When you're a young professional at the start of your career, it's a blessing when your very first boss turns out to the toughest person you'll ever know.
That was my experience with Congresswoman Helen Delich Bentley, who died today.
Toughness in a boss, and in a person, can encompass numerous qualities. Sometimes it manifests itself in salty language, high expectations of excellence or through a general sense of indomitability. Ms. Bentley exuded all of these qualities during her long life.
She earned a B. A. at the University of Missouri with hard work and scholarships when comparatively few women matriculated past high school, then in 1945 landed a job at The Sun covering labor issues and the Port of Baltimore. Later she became The Sun's maritime editor.
Without her legendary formidability, she would have never succeeded in these male bastions or in the Nixon and Ford Administrations as chair of the Federal Maritime Commission or the U.S. Congress, where she was initially only one of 25 women in the legislative body (more than 100 women from both parties now serve).
During her tenure in Congress, I doubt she ever got more than six hours' sleep. She always insisted on signing every constituent letter personally — sometimes they came back with coffee stains, evidence of a late-night work session — and she never ever took weekends off.
In the rare instances where she had few weekend appointments scheduled, she would direct her scheduler to sift through the local papers and find her a flea market, community fair or similar event to attend — often while wearing her signature skirt decorated with images of cartoon GOP elephants and with at least one of her poodles in tow.
She'd campaigned so hard to be elected to Congress, losing twice before winning in 1984. She took the job so seriously that she seemed to believe that she did not have the luxury of relaxation. She could, or should, always be doing something for her constituents, she reasoned. They were depending on her, and public service was her iron law.
During the three and a half years I worked for her, first as an intern, then as a writer, I occasionally drove her to Capitol Hill. During those rides she devoured briefing materials prepared by staff and at least three newspapers — usually The Sun, The Washington Post and The Wall Street Journal. We would leave her house in Lutherville before 8 a.m. and rarely get back until 10 p.m. or later, after a full day of constituent meetings, committee activity and floor votes.
The next day, she was always ready to do it all over again. She repeated that ritual for a decade. Her toughness helped her succeed in a job that exhausts people half her age.
If she got upset about lack of progress on a casework matter, you knew it was because she cared and took her obligation to her constituents very seriously. She worked hard and took offense if she thought those around her refused to follow the same standard.
Staffers, bureaucrats, and presidents were not immune to this phenomenon.
Her concern was also evident in her personal dealings. She looked out for people, often finding a spot for them on her staff or in her network. And she took a special interest in young people.
When I started working for her, I think she regarded me as a shy and immature child of privilege — and she was right.

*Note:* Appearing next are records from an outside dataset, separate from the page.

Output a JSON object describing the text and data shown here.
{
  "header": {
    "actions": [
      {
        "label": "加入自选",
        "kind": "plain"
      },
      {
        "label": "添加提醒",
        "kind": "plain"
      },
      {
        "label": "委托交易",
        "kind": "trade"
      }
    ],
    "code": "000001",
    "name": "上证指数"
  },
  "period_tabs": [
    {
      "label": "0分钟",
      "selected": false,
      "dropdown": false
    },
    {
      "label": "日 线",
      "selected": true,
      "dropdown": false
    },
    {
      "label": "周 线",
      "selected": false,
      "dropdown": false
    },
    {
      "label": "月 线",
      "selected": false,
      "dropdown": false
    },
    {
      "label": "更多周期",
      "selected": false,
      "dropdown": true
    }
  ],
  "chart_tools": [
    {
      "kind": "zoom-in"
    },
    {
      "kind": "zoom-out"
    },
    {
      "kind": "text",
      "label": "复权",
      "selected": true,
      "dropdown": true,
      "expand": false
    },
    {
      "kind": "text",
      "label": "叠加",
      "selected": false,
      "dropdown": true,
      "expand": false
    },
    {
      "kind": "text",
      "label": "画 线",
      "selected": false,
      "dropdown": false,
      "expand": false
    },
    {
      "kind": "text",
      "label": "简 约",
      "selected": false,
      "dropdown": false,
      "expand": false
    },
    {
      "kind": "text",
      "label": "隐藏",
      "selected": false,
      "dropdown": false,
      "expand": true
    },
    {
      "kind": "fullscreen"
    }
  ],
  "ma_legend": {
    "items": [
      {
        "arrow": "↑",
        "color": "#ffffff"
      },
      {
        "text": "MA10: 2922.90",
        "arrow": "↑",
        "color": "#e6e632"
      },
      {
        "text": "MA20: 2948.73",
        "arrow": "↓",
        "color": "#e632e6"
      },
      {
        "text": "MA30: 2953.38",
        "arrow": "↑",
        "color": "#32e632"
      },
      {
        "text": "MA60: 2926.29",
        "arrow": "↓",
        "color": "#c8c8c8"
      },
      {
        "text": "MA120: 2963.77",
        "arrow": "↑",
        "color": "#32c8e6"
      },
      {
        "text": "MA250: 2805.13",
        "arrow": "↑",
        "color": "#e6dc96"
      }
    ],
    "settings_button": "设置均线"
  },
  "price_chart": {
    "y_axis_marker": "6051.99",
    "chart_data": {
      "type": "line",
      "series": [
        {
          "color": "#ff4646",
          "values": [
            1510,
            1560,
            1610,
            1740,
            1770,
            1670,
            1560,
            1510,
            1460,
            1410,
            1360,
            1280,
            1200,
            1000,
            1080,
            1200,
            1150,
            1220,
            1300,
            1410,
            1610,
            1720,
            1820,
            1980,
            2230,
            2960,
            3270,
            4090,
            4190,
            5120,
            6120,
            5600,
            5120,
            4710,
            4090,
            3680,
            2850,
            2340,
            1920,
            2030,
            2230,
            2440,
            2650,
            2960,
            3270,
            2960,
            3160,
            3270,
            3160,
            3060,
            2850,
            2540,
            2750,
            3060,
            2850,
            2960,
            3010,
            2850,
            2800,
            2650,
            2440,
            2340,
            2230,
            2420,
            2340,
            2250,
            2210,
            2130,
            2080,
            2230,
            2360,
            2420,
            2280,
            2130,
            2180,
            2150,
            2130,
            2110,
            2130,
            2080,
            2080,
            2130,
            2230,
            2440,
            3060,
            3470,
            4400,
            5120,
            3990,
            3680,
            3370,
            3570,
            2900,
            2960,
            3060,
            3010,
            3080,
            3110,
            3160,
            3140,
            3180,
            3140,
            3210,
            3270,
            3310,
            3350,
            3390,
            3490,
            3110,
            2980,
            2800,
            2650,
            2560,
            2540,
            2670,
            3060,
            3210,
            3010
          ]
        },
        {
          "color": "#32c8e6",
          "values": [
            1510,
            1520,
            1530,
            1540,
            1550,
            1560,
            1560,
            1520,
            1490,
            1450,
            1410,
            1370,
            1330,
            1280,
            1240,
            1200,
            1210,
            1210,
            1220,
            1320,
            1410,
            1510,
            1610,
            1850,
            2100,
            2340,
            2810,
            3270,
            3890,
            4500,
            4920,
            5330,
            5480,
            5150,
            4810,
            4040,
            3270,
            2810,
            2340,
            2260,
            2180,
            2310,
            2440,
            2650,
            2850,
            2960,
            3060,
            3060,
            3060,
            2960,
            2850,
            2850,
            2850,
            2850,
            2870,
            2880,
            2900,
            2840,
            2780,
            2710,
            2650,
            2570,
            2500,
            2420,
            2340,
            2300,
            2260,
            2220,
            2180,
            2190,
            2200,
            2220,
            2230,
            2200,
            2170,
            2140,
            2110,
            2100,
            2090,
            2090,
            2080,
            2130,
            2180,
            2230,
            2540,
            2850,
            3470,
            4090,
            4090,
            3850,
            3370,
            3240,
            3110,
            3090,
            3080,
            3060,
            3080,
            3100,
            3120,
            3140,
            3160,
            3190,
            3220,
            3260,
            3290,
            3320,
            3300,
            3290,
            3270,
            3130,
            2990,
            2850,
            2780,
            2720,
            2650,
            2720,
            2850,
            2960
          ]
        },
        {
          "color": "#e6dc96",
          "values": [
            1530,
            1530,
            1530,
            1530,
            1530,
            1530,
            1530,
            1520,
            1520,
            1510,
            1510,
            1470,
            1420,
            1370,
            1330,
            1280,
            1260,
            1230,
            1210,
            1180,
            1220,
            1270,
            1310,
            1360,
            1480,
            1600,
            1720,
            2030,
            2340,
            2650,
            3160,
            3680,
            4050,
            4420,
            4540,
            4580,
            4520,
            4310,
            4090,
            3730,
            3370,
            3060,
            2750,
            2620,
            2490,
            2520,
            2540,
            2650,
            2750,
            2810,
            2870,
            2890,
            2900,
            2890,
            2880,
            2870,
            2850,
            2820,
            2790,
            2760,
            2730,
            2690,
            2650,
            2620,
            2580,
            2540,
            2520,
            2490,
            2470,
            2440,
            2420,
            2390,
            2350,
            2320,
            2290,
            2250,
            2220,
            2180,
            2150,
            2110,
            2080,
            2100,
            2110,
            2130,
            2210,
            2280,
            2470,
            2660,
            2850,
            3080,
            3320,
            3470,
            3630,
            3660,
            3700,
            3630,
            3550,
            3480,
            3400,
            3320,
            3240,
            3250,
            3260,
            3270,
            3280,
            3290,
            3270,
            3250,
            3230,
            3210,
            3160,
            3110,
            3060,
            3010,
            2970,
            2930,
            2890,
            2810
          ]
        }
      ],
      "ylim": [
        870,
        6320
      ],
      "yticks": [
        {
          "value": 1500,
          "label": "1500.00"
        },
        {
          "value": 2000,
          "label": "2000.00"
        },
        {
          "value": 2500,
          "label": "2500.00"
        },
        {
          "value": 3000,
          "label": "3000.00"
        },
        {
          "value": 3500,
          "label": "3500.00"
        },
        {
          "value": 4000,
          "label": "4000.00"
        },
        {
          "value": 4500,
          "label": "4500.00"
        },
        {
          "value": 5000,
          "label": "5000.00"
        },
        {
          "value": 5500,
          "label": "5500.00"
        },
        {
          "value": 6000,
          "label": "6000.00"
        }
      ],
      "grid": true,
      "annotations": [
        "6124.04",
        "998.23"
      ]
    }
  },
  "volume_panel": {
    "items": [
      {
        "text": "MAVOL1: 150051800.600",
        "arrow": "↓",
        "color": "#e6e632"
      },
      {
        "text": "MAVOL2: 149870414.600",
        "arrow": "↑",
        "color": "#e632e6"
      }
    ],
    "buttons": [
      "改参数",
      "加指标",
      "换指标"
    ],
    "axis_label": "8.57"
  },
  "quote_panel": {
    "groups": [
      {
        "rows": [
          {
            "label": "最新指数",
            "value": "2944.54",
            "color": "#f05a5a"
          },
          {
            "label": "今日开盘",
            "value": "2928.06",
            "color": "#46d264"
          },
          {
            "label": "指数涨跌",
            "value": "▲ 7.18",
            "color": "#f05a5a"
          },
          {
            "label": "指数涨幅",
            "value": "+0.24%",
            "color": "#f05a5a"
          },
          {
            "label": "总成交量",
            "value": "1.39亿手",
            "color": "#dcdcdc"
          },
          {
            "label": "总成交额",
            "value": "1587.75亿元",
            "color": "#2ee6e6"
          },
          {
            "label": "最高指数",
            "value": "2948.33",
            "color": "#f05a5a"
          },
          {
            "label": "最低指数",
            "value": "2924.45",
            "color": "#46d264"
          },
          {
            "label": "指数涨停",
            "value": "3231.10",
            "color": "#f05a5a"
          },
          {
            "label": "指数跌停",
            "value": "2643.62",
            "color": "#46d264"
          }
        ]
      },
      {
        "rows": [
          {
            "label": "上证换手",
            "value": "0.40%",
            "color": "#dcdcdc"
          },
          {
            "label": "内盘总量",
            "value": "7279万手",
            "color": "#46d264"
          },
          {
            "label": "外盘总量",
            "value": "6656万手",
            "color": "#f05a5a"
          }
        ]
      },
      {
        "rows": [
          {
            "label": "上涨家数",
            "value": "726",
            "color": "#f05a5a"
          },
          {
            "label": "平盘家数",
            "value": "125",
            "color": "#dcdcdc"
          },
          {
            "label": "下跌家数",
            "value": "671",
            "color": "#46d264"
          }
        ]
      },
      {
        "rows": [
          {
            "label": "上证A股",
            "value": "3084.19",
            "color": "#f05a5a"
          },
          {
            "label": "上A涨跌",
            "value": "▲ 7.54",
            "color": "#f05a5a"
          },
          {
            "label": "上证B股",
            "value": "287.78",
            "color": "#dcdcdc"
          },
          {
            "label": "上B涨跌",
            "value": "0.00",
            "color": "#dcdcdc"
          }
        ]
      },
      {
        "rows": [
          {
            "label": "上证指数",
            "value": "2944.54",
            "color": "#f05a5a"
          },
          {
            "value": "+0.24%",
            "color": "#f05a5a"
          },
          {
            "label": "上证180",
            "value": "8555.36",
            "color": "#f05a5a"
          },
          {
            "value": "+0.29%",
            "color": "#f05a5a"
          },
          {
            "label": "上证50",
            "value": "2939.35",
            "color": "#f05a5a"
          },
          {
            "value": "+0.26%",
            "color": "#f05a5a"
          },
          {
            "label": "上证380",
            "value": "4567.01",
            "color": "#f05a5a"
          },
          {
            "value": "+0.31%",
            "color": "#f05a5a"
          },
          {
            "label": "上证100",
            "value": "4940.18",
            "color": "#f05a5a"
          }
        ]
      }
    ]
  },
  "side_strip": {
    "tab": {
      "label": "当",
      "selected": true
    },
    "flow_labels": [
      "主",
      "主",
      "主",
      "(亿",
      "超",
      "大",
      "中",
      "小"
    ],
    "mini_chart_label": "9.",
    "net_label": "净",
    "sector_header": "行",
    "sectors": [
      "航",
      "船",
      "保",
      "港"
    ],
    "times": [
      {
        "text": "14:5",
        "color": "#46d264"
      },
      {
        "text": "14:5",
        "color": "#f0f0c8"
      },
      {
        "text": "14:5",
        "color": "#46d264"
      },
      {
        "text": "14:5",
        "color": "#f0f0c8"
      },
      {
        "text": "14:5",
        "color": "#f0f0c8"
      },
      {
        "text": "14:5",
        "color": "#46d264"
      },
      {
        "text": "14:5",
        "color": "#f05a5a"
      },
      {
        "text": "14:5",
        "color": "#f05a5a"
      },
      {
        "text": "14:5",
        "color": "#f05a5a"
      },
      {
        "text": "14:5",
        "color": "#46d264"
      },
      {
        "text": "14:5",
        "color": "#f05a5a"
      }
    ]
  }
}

Former newspaper editor that she was, she sensed that I had potential as a writer. To my personal benefit, she pushed me to develop my skills and to grow.
Skilled politician that she was, she knew how to glean people's unique talent, and to leverage them to better serve both constituents and her political ambitions.
Like her friends William Donald Schaefer and Barbara Mikulski, she was authentic — a self-styled original among a crop of cookie cutter pols who lacked her common touch.
And she never feared reaching across party lines to get things done that benefited her constituents, including advocating for dredging the Port of Baltimore.
Of all the people I have encountered in politics, none worked harder or cared more for the people she served than Helen Delich Bentley. Her toughness helped her become an effective public servant. But her compassion made her a great one.
Richard J. Cross III is a former Capitol Hill and Annapolis press secretary and speechwriter. He resides in Baltimore. His e-mail address is email@example.com.